-Notice how we only see what he experienced and felt first hand? We’re forced to wait to find out what happened, or we may forget about it so the result could be a fun mysterious surprise.
Here’s an example of Multiple Selective:
Jake shook his head and looked at the clock. I can’t believe it’s so late. Shaking his head, he set down the knife and half sliced tomato. He couldn’t keep doing this. He needed to talk to the manager about changing his hours.
He hadn’t realized he set the knife on the edge of the table before turning to leave. One of his coworkers lunged for it as it fell, but he missed and the clanging sound it made hitting the floor earned it a curse.
Jake continued on unfazed, focused on what he’d say to his boss as he approached the office door.
-Notice the change in that we experienced the happenings around the character as well as those within his attention? It’s a subtle change, but one that may add something more to the scene.
In Limited, Jake wouldn’t have realized the knife had fallen until he returned, and then only if his coworker had cleaned and returned it to the table. It could also have added a mysterious quality to his return, depending on how his talk with the manager went and we’d experience it with him.

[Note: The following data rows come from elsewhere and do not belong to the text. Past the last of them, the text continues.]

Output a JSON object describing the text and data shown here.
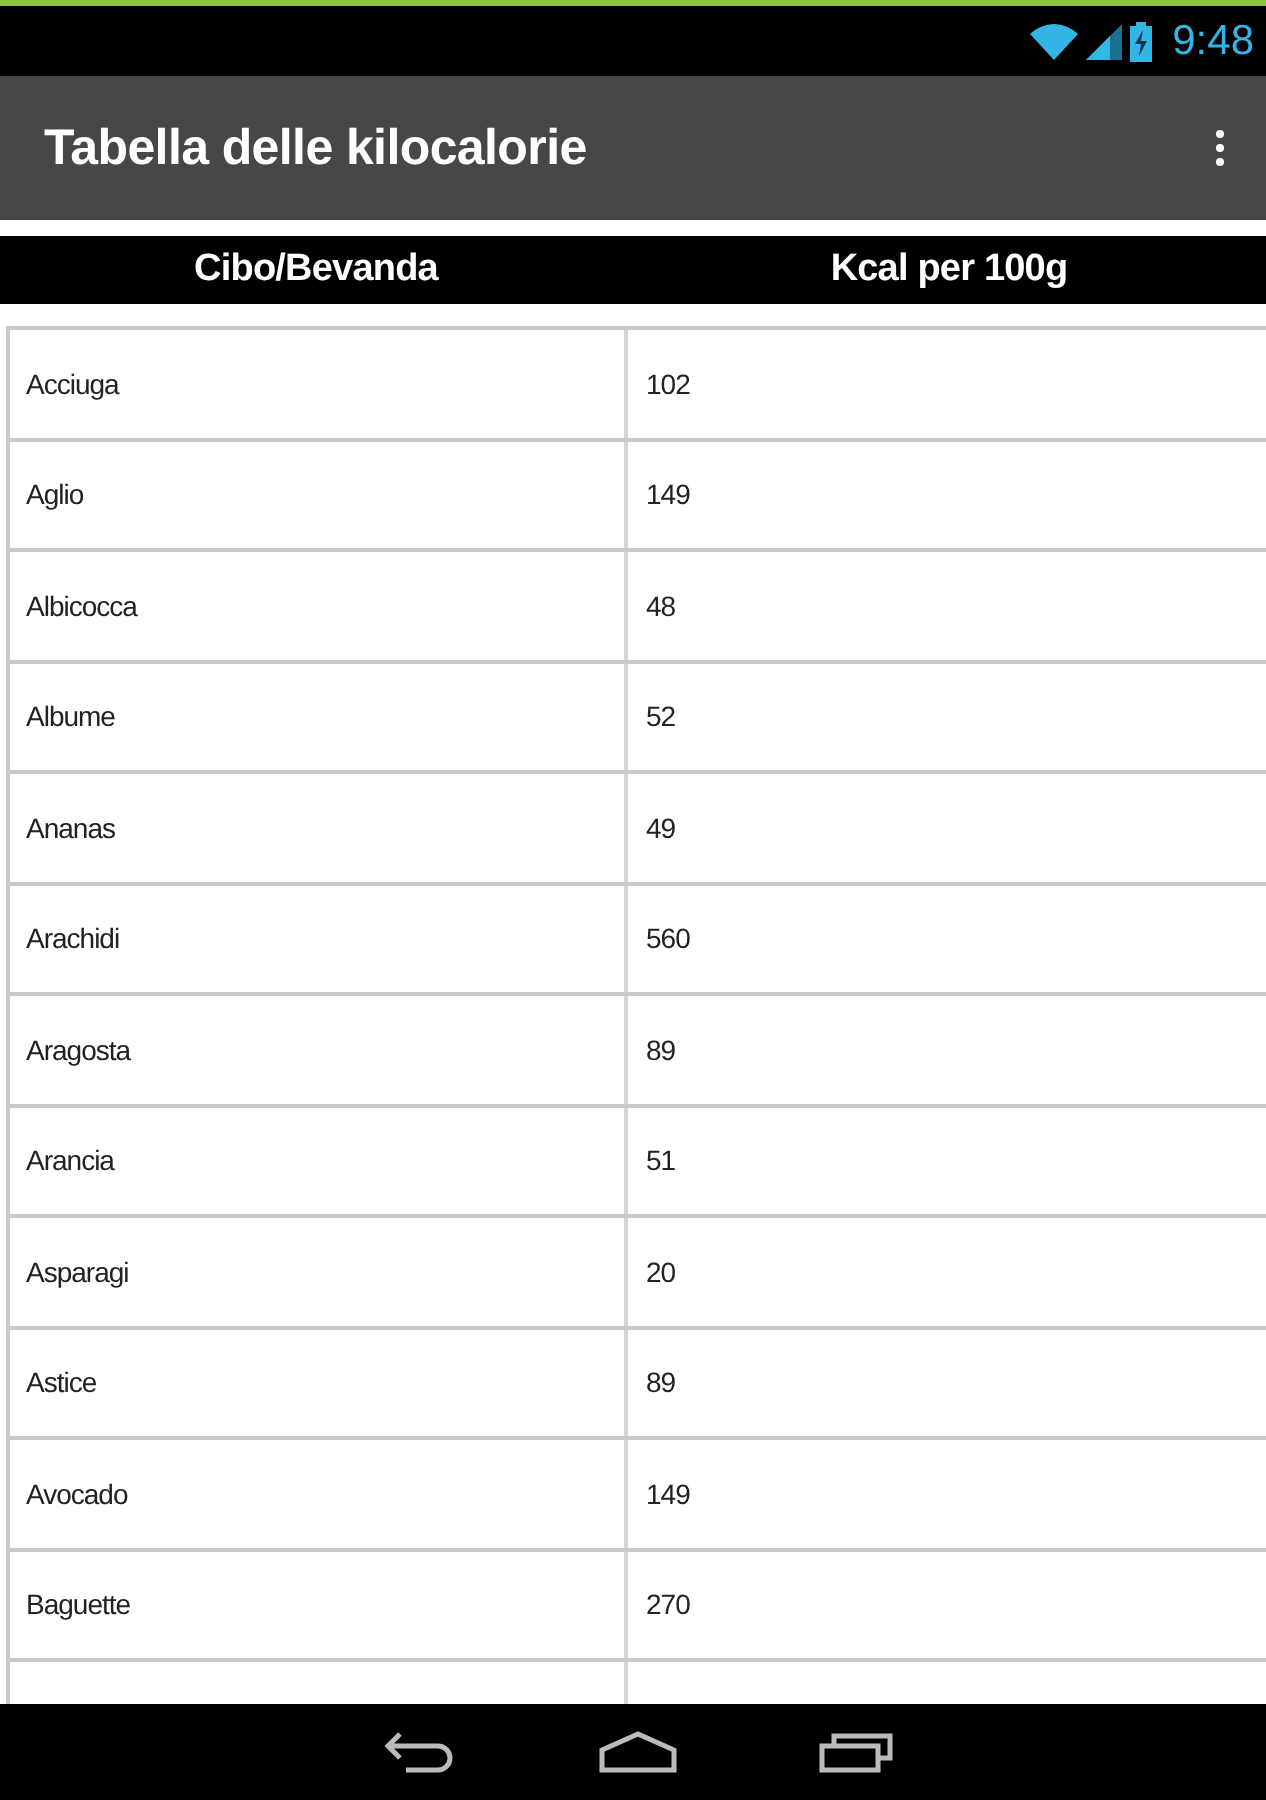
{
  "status_bar": {
    "time": "9:48"
  },
  "action_bar": {
    "title": "Tabella delle kilocalorie"
  },
  "table": {
    "columns": [
      "Cibo/Bevanda",
      "Kcal per 100g"
    ],
    "rows": [
      [
        "Acciuga",
        "102"
      ],
      [
        "Aglio",
        "149"
      ],
      [
        "Albicocca",
        "48"
      ],
      [
        "Albume",
        "52"
      ],
      [
        "Ananas",
        "49"
      ],
      [
        "Arachidi",
        "560"
      ],
      [
        "Aragosta",
        "89"
      ],
      [
        "Arancia",
        "51"
      ],
      [
        "Asparagi",
        "20"
      ],
      [
        "Astice",
        "89"
      ],
      [
        "Avocado",
        "149"
      ],
      [
        "Baguette",
        "270"
      ]
    ]
  }
}
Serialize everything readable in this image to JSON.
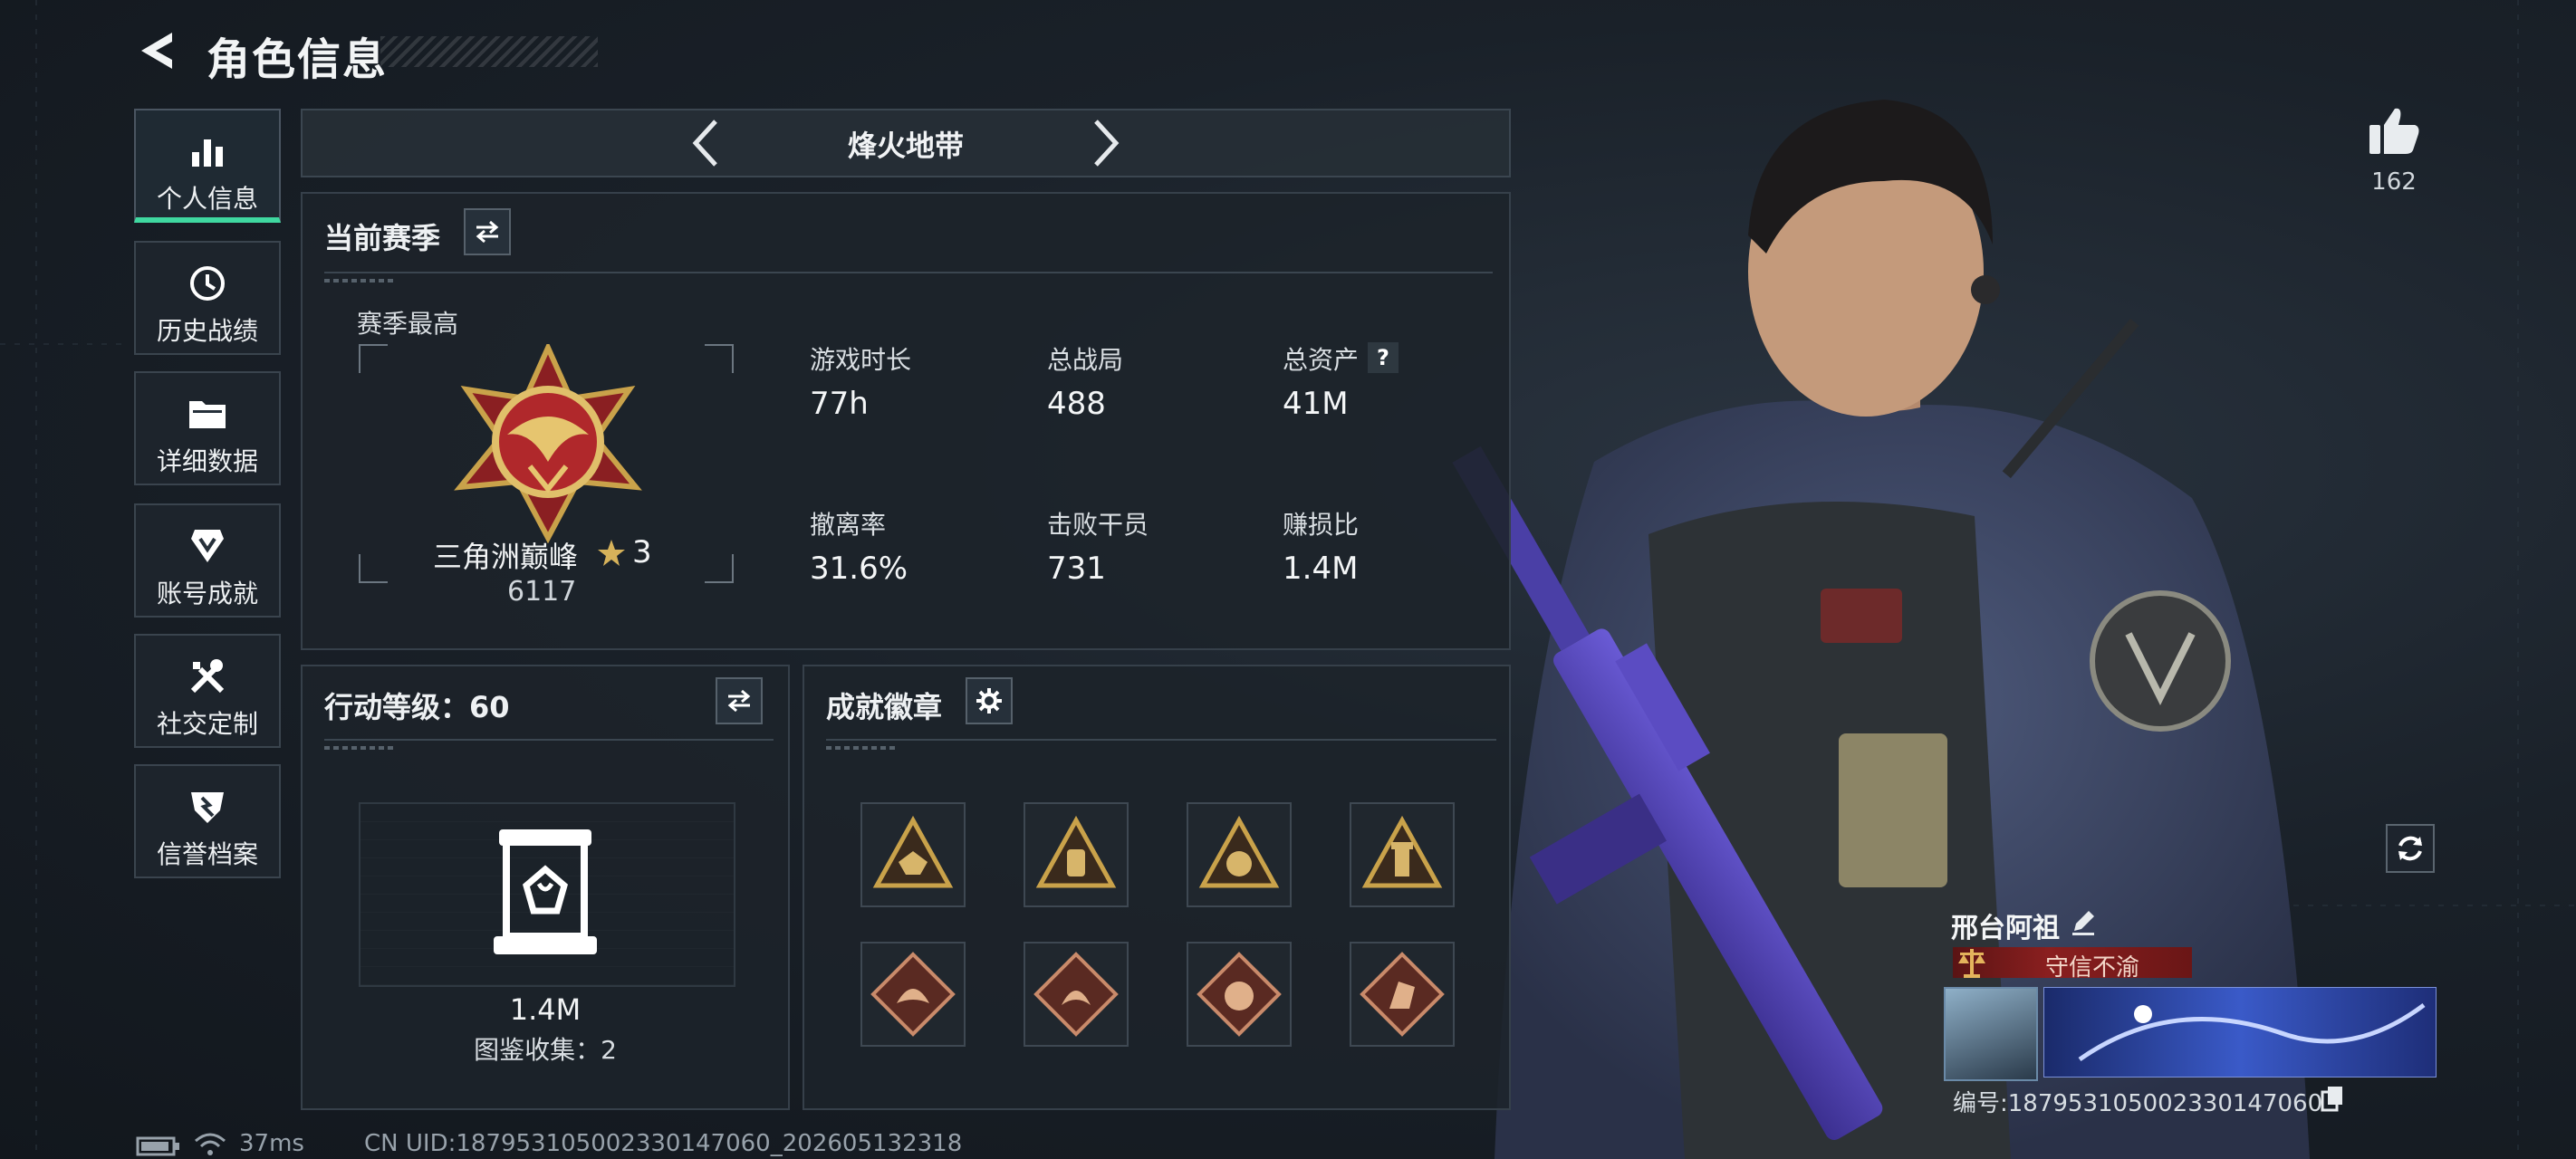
{
  "header": {
    "title": "角色信息"
  },
  "sidebar": {
    "items": [
      {
        "label": "个人信息",
        "icon": "bar-chart-icon"
      },
      {
        "label": "历史战绩",
        "icon": "history-icon"
      },
      {
        "label": "详细数据",
        "icon": "folder-icon"
      },
      {
        "label": "账号成就",
        "icon": "achievement-icon"
      },
      {
        "label": "社交定制",
        "icon": "tools-icon"
      },
      {
        "label": "信誉档案",
        "icon": "shield-icon"
      }
    ]
  },
  "mode": {
    "label": "烽火地带"
  },
  "season": {
    "title": "当前赛季",
    "highest_label": "赛季最高",
    "rank_name": "三角洲巅峰",
    "rank_stars": "3",
    "rank_score": "6117",
    "stats": [
      {
        "label": "游戏时长",
        "value": "77h"
      },
      {
        "label": "总战局",
        "value": "488"
      },
      {
        "label": "总资产",
        "value": "41M"
      },
      {
        "label": "撤离率",
        "value": "31.6%"
      },
      {
        "label": "击败干员",
        "value": "731"
      },
      {
        "label": "赚损比",
        "value": "1.4M"
      }
    ],
    "help_mark": "?"
  },
  "action_level": {
    "title": "行动等级：60",
    "value": "1.4M",
    "collection": "图鉴收集：2"
  },
  "achievements": {
    "title": "成就徽章"
  },
  "profile": {
    "likes": "162",
    "name": "邢台阿祖",
    "reputation": "守信不渝",
    "player_id": "编号:187953105002330147060"
  },
  "status_bar": {
    "ping": "37ms",
    "uid": "CN UID:187953105002330147060_202605132318"
  },
  "colors": {
    "accent": "#3fd8a0",
    "reputation_red": "#8a1f1f",
    "gold": "#c9a24a"
  }
}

In Multiple Selective, we know what happened, so we may have some anticipation for when he returns to find the knife moved or gone, again, depending on how his talk went.
Pretty cool, huh? It’s an interesting dilemma given how much we want to add to our story or what direction we want to take it in. The best thing is, both styles work, and one of the biggest pros with this style is keeping the free flowing feel of Omniscient while sating those that want every POV separated and it scratched our itch to fill in what’s happening around the character (Always a tough choice, no matter what style we choose). In many cases, it’s the best of both worlds, and comes down to what we wish to do with our characters and stories.
Given it’s versatility, it’s easy to see how Multiple Selective can be confused with other styles. In truth, Multiple Selective is probably the easiest to use out of the three (Multiple Selective, Limited, Omniscient), so this could become the prominent style in time.
Have you tried this style? If so, do you have any tips or ideas I missed you’d like to share? As always, I’d love to hear from you.
Until next time, my friends, let your imaginations fly!